A huge, daunting figure who can touch 99mph with his heater, White Sox righthander Simon Castro is one of the most promising pitchers in a system that's not especially deep in pitching to begin with. Castro's slider is probably his best pitch, and when he's locating the fastball at the same time, he's nearly unhittable. Some scouts see a closer in Castro, but for now the Sox will follow the path the Padres started, and keep pushing him as a rotation member. One thing is sure: he's got the frame necessary to carry 200 innings, so they're probably wise to squeeze him into the rotation if possible.
More Scouting Book Info on Simon Castro
SB 366 BA SC BP SN ES ML
Jonathan 'Mac' Williamson is a quick rising outfield prospect in the San Francisco system. Drafted in the third round in 2012, Williamson is an athletic ballplayer with a sweet power stroke. After signing, Mac quickly disposed of rookie ball and landed in low-A Salem, where he slashed an impressive .342/.392/.596 line in 29 games. He'll be pushing for AA ball in 2013, and the Giants' roster soon thereafter.
More Scouting Book Info on Mac Williamson
SB 367 BA SC BP SN ES ML
A fireballing righthander who pretty much has 'future closer' tattooed on his forehead, National prospect Rob Wort made 40 appearances at high-A Potomac last year, all of the one or two inning variety, and struck out 95 hitters. His strikeouts per nine innings is so ridiculously high that we'll let you scroll down this page and look it up yourself so you believe.
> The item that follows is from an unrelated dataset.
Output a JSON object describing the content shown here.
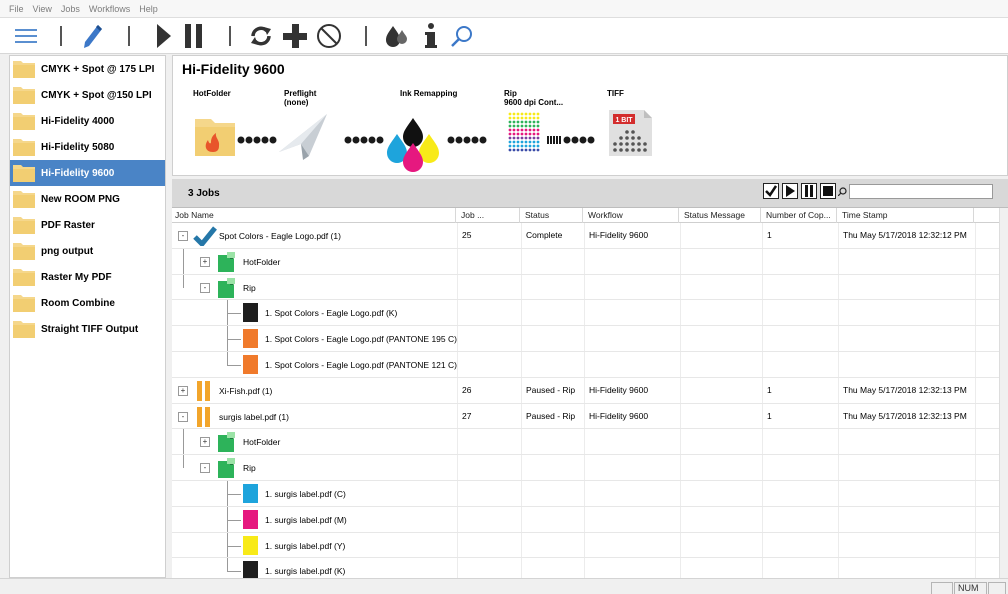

He still has to get through AA, but if that fastball-slider combo holds up (and it should), Wort is the best-positioned player to take over as closer in Washington come 2015 or so. We may even see him for support work sooner than that.
More Scouting Book Info on Rob Wort
SB 368 BA SC BP SN ES ML
Josh Sale (pronounced 'Solly', more or less) is a powerful Samoan motherslugger from Seattle who just keeps getting bigger and stronger as he develops. Built more like a linebacker than a baseball player, Sale's lefthanded bat already looks like a premium offensive weapon. He hit his way through rookie ball in 2011, and moved up to the roster of A-level Bowling Green, where he produced at a .264/.391/.464 clip, including 10 homers in 74 games. In fact, all of his numbers looked better at the higher level of play in a similar amount of playing time. We've always found that's one of the strongest indicators of future success. A third baseman in high school, he's been used in corner outfield spots by the Rays so far, and that sounds right to us: he'll likely arrive in MLB as a right fielder or first baseman. And when he does arrive, you'll be able to hear the moonshots for miles.
More Scouting Book Info on Josh Sale
SB 369 BA SC BP SN ES ML
A big, strong, flamethrowing star of the future signed as an international free agent in 2006, righthander Jose Ceda was probably Chicago's best remaining pitching prospect (depending on how you view the enigma of Jeff Samardzija) when he was shipped to Florida for the more established Kevin Gregg in 2008's offseason. A burly pitcher cast from Jonathan Broxton-sized iron, Ceda is a power pitcher with strikeout stuff who could ascend to closing duties for the Marlins at any time. Problems with his mechanics remain, though (he struggles to repeat his delivery, leading to spurts of wildness and some eye-opening walk numbers) and there is some concern about the ability of his legs and back to hold up to a season of work.
More Scouting Book Info on Jose Ceda
SB 370 BA SC BP SN ES ML
360 to 370 of 750 Prospects
Top Prospects 2013